Paul Cézanne studio in Aix-en-Provence, Arts and culture, Provence-Alpes-Côte d'Azur
Paul Cézanne studio in Aix-en-Provence
The Museum of Modern and Contemporary Art, Museum of Modern and Contemporary Art, Arts and culture, Provence-Alpes-Côte d'Azur
Museum of Modern and Contemporary Art
Ciotaden Museum, Musée Ciotaden, Arts and culture, Provence-Alpes-Côte d'Azur
Musée Ciotaden
, Les santons, Arts and culture, Provence-Alpes-Côte d'Azur
Les santons
Luberon Regional Nature Park , The Colorado of Provence , France
Luberon Regional Nature Park
, Pays des Ecrins, The fauna and flora, Provence-Alpes-Côte d'Azur
Pays des Ecrins
, La faune des Calanques de Marseille, The fauna and flora, Provence-Alpes-Côte d'Azur
La faune des Calanques de Marseille
, La flore des Calanques de Marseille, The fauna and flora, Provence-Alpes-Côte d'Azur
La flore des Calanques de Marseille
View of the coves, The Calanques from Marseille to Cassis, Coasts, Cassis, Provence-Alpes-Côte d'Azur
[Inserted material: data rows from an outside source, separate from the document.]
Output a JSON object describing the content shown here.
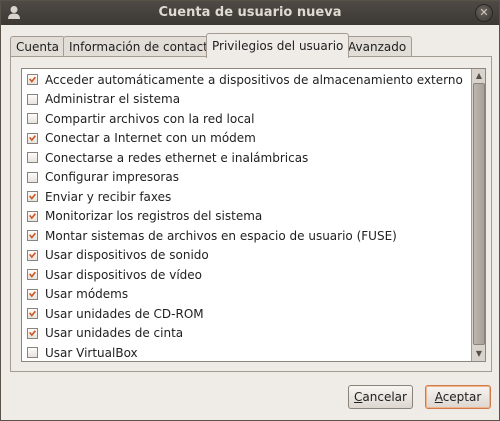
{
  "window": {
    "title": "Cuenta de usuario nueva",
    "close_glyph": "✕"
  },
  "tabs": [
    {
      "label": "Cuenta",
      "active": false
    },
    {
      "label": "Información de contacto",
      "active": false
    },
    {
      "label": "Privilegios del usuario",
      "active": true
    },
    {
      "label": "Avanzado",
      "active": false
    }
  ],
  "privileges": [
    {
      "label": "Acceder automáticamente a dispositivos de almacenamiento externo",
      "checked": true
    },
    {
      "label": "Administrar el sistema",
      "checked": false
    },
    {
      "label": "Compartir archivos con la red local",
      "checked": false
    },
    {
      "label": "Conectar a Internet con un módem",
      "checked": true
    },
    {
      "label": "Conectarse a redes ethernet e inalámbricas",
      "checked": false
    },
    {
      "label": "Configurar impresoras",
      "checked": false
    },
    {
      "label": "Enviar y recibir faxes",
      "checked": true
    },
    {
      "label": "Monitorizar los registros del sistema",
      "checked": true
    },
    {
      "label": "Montar sistemas de archivos en espacio de usuario (FUSE)",
      "checked": true
    },
    {
      "label": "Usar dispositivos de sonido",
      "checked": true
    },
    {
      "label": "Usar dispositivos de vídeo",
      "checked": true
    },
    {
      "label": "Usar módems",
      "checked": true
    },
    {
      "label": "Usar unidades de CD-ROM",
      "checked": true
    },
    {
      "label": "Usar unidades de cinta",
      "checked": true
    },
    {
      "label": "Usar VirtualBox",
      "checked": false
    }
  ],
  "buttons": {
    "cancel": {
      "mnemonic": "C",
      "rest": "ancelar"
    },
    "accept": {
      "mnemonic": "A",
      "rest": "ceptar"
    }
  },
  "colors": {
    "check_accent": "#cf5a23",
    "titlebar": "#3c3834",
    "default_button_border": "#d27b4a"
  }
}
The Calanques from Marseille to Cassis
Provence-Alpes-Côte d'Azur : Explore